Creating a Culture of Safety in the Workplace

Build a culture of safety the right way

Protecting employees and the office work space takes more than alarm systems and video cameras. A true culture of safety is a collective effort and should reflect a shared sense of expectations that respects the psychological diversity and professional boundaries of the entire workforce. 

Creating that type of culture isn’t easy and takes careful consideration and planning. It can include many elements: a code of conduct that clearly defines what appropriate behavior looks like, a transparent system of accountability, clear processes for reporting and evaluation, regular safety assessments, and more.

Here are some ideas to keep in mind when building a culture of safety in your workplace. 

Why prioritizing a culture of safety is good for business

Your workforce’s physical safety and surroundings are important: no business can thrive if employees feel unsafe or if the office is vulnerable to outside threats. But deciding on common values that fit your workplace is just as crucial and can help ensure a safe, productive, and respectful environment for everyone. 

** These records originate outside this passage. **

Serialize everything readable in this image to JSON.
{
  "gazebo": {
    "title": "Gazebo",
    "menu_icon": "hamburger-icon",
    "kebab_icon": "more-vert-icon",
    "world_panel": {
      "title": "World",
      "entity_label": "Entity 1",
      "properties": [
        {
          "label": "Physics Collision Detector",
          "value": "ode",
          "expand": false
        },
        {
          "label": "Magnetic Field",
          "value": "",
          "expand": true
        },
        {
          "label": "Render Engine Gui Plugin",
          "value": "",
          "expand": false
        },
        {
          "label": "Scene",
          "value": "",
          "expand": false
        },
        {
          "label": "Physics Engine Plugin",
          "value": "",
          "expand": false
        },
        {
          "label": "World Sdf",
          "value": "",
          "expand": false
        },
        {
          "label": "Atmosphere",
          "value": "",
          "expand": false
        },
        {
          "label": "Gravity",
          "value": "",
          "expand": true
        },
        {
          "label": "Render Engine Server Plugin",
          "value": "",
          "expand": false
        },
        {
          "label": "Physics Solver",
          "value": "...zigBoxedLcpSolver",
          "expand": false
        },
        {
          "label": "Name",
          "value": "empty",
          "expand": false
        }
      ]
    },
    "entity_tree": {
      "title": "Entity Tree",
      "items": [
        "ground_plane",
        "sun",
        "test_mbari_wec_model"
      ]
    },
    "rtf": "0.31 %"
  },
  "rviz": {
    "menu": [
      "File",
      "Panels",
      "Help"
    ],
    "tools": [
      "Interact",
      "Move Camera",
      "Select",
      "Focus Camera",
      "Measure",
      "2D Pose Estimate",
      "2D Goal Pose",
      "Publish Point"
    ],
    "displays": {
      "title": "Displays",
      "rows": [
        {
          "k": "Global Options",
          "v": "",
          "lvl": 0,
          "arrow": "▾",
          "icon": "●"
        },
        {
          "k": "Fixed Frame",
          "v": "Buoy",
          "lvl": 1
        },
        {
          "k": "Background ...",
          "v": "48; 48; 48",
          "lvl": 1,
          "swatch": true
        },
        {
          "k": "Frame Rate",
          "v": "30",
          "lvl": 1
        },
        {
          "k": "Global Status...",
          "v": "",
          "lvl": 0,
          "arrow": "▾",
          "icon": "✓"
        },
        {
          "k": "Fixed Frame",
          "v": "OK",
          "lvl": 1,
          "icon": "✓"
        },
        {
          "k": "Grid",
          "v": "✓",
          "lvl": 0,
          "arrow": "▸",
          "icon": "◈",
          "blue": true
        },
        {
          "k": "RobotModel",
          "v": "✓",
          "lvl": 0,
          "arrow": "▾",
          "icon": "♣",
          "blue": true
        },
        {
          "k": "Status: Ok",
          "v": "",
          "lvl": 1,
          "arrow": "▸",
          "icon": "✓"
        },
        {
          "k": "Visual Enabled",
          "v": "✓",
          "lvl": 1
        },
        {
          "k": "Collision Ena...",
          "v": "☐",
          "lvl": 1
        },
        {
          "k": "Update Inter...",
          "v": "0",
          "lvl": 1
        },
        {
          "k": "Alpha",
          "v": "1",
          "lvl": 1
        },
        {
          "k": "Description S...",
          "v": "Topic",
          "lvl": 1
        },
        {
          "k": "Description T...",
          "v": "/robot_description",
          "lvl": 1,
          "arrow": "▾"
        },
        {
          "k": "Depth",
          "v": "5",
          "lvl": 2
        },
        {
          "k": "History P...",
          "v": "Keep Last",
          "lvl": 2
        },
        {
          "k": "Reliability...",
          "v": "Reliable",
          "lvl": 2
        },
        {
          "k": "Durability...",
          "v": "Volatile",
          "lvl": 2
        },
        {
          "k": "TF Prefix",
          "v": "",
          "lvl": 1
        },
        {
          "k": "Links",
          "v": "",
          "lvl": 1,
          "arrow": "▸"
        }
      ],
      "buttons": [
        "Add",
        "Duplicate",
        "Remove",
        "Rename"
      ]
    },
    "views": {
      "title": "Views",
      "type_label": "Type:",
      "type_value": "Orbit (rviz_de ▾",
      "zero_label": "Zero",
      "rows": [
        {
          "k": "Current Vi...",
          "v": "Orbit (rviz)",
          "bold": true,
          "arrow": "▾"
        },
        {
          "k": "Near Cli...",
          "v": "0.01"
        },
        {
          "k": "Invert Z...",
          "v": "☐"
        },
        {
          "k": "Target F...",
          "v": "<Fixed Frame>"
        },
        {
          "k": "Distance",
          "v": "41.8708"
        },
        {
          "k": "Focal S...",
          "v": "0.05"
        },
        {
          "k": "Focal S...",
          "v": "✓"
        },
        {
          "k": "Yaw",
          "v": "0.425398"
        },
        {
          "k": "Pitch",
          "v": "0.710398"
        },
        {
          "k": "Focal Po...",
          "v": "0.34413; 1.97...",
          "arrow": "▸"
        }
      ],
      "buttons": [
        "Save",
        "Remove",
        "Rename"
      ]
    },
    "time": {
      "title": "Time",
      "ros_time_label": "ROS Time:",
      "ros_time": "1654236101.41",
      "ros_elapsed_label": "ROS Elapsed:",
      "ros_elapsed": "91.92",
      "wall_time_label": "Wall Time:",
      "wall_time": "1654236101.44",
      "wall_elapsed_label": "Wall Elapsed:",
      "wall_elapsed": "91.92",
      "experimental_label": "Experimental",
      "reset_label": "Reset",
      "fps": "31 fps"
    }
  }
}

Installing a fire alarm system has a clear benefit—detecting fires—while the upside of investing in a culture of safety may be harder to initially see. 

Here are ways your business can see a payoff from prioritizing a broader safety culture:

  • Boosts employee satisfaction and performance: In any pressure scenario—driving a car, playing sports, taking a test—the more confident and comfortable you feel, the better you will perform. Employees who feel supported and trust the support systems in place will be more satisfied at work and will do better work
  • Helps productivity: It follows then that establishing a respectful workplace culture helps improve overall productivity. An office full of unhappy, resentful, or nervous people will probably not reach their full potential, and neither will the staff as a whole. 
  • Fewer legal concerns: Working hard to establish a culture of fairness and respect can cut down on legal issues that can plague a workplace. Having clear standards and a consistent process for reporting, reviewing, and resolving any issues that arise makes it easier to focus on doing good work, not resolving legal matters. 
  • Reputation matters: Your success has a ceiling if your reputation is suspect. Build a positive environment where people enjoy coming to work and your reputation—both inside and outside the organization—will thrive.

How to start building a safety culture

Prioritizing a culture of safety is a big decision and demands a thoughtful plan of action. The first steps can be overwhelming, but remember it’s an investment in the health of your entire organization. 

Here are some tips for putting the culture you want in place. 

  • Conduct a needs assessment to establish priorities: It’s impossible to design a successful plan without gathering and analyzing information first. Performing a needs assessment can provide perspective on the exact areas that need to be focused on, and those areas may end up surprising you.  
  • Get critical input from employees: A big part of any safety plan must be driven by the needs and perspectives of staff. What’s a bigger concern for people: leaving a dark parking lot at night or the unsatisfying and vague process for incident reporting? Hearing directly from them on what safety looks and feels like will provide key insight on what to prioritize going forward.
  • Communicate clearly throughout the process: Be openly communicative throughout, so everyone knows what is being worked on, why, and when the next step or deadline is. People will buy in to a plan when they feel included and involved.                                                                                                                                

Ways to implement and troubleshoot your plan

Once you have a plan based on critical needs and employee feedback, you can begin putting it into action. 

Here are things to consider as you implement your safety plan:

  • Have an easily accessible resource guide: Every element of the plan—from code of conduct to a reporting process—should be easily available to all employees. If anyone wants to check on a particular standard or procedure they should know exactly where to find it. 
  • Establish regular trainings: New protocols need to be reinforced with dynamic training. A consistent training schedule keeps the material fresh for staff and helps new safety priorities take root. 
  • Analyze outcomes and make adjustments: No plan is perfect right away. Be proactive by evaluating what is working and what needs to be tweaked and make changes along the way. Creating a plan is the beginning: maintaining and improving it then becomes the goal.  

Create a strong culture of safety by combining strong security with an intentional set of common values, giving your employees peace of mind to do great work. For support finding the security technology and services that best fit your needs, Bay Alarm is here to help.

Contact us today to learn more about the support services we provide. 

Start a conversation with a Bay Alarm security expert.

1 (800) 610-1000